[Excerpts from a dataset]
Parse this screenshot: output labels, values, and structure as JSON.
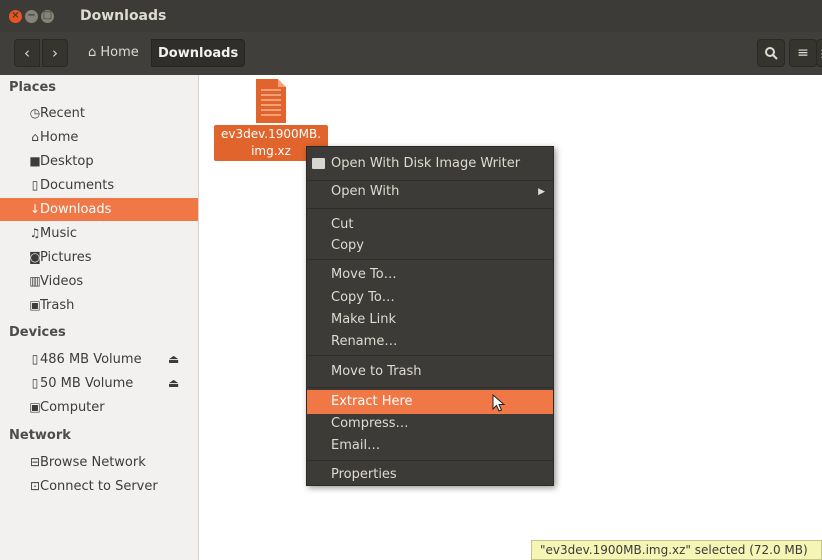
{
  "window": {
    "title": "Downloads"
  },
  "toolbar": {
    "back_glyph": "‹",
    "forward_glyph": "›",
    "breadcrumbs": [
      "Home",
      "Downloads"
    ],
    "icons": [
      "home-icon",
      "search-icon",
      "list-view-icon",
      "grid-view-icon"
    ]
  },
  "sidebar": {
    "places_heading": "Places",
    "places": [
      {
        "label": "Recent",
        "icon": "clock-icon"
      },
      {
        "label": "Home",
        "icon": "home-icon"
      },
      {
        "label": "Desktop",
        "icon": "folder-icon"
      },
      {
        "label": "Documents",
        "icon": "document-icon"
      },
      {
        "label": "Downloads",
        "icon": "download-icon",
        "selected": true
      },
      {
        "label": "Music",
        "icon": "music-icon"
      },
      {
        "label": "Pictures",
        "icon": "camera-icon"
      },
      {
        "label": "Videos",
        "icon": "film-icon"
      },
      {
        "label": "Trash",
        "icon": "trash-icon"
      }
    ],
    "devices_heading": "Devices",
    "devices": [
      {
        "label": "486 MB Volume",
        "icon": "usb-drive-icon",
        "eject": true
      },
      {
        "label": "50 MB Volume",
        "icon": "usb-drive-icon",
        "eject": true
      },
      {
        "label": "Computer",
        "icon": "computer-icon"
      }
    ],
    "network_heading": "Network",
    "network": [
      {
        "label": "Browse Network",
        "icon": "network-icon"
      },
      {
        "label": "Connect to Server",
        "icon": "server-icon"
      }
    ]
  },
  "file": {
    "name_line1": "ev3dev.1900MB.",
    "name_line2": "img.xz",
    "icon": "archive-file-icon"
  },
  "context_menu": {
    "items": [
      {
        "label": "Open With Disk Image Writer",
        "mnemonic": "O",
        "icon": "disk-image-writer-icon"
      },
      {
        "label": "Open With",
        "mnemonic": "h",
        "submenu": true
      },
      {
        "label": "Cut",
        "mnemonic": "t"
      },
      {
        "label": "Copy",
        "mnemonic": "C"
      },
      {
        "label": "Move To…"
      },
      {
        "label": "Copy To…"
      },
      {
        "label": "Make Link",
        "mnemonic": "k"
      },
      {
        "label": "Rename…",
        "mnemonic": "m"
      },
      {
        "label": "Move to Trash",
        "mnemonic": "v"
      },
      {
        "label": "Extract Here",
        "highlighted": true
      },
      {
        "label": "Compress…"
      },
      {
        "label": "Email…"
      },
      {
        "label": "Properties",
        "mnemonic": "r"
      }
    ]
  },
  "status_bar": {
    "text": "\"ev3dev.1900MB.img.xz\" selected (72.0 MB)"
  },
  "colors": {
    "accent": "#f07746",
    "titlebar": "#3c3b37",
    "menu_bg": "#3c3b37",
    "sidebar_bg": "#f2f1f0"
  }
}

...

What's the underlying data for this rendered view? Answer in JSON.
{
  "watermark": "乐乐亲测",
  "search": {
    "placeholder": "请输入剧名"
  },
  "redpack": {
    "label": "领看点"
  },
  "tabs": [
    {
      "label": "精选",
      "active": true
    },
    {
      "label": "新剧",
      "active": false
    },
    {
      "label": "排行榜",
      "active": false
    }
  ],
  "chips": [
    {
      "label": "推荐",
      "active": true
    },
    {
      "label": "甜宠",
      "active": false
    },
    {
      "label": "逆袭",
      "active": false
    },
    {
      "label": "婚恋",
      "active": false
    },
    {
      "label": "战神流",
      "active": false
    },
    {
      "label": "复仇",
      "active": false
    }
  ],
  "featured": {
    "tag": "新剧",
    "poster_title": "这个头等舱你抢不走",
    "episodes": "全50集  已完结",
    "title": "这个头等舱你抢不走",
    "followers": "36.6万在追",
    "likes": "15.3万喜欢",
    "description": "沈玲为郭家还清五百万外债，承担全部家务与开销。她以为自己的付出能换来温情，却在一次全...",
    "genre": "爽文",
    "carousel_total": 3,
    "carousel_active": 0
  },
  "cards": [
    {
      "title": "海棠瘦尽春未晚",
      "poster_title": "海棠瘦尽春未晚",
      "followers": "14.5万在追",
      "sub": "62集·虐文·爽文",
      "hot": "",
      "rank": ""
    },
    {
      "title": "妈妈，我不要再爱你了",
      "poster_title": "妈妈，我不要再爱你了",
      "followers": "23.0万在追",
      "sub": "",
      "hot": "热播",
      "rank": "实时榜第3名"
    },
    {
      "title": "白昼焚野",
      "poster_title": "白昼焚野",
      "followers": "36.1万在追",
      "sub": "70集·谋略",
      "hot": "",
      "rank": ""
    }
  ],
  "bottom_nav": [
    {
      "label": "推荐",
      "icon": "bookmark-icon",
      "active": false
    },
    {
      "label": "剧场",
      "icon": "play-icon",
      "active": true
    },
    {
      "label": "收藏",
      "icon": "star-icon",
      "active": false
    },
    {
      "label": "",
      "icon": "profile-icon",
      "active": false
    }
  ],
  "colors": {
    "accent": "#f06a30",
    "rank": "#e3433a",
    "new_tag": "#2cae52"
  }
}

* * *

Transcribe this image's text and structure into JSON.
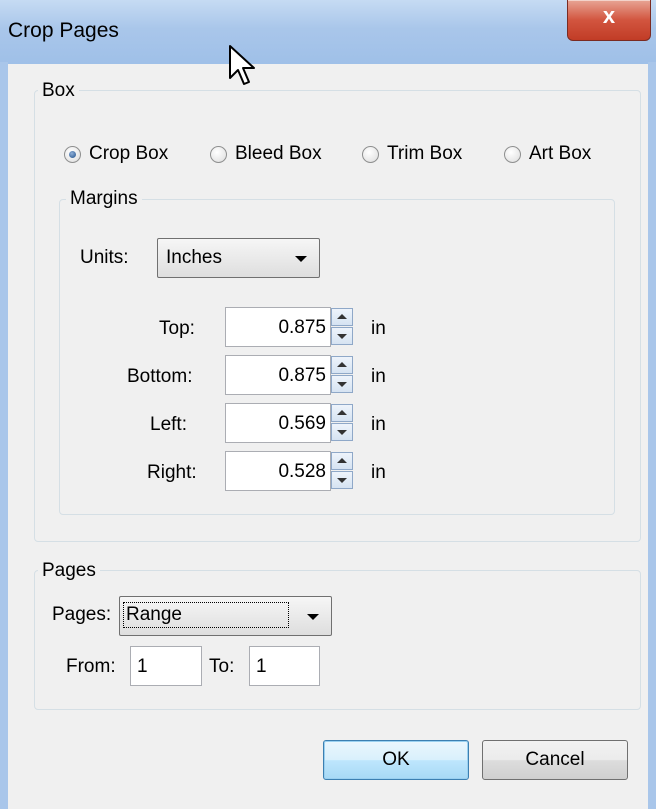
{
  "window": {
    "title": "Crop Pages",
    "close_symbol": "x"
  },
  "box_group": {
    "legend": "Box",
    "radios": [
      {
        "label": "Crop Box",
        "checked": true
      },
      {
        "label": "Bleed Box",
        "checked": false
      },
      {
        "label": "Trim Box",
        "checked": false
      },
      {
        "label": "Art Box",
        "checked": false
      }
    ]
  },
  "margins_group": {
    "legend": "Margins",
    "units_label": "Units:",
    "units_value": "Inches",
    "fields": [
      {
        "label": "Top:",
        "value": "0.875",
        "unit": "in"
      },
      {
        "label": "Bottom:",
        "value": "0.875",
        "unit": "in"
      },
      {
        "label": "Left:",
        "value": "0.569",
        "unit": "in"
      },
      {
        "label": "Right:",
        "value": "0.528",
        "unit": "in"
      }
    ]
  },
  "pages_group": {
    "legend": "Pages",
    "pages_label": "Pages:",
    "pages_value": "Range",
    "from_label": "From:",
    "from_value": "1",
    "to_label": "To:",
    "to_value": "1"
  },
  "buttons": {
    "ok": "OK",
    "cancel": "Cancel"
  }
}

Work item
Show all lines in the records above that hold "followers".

Answer for this exercise
    "followers": "36.6万在追",
      "followers": "14.5万在追",
      "followers": "23.0万在追",
      "followers": "36.1万在追",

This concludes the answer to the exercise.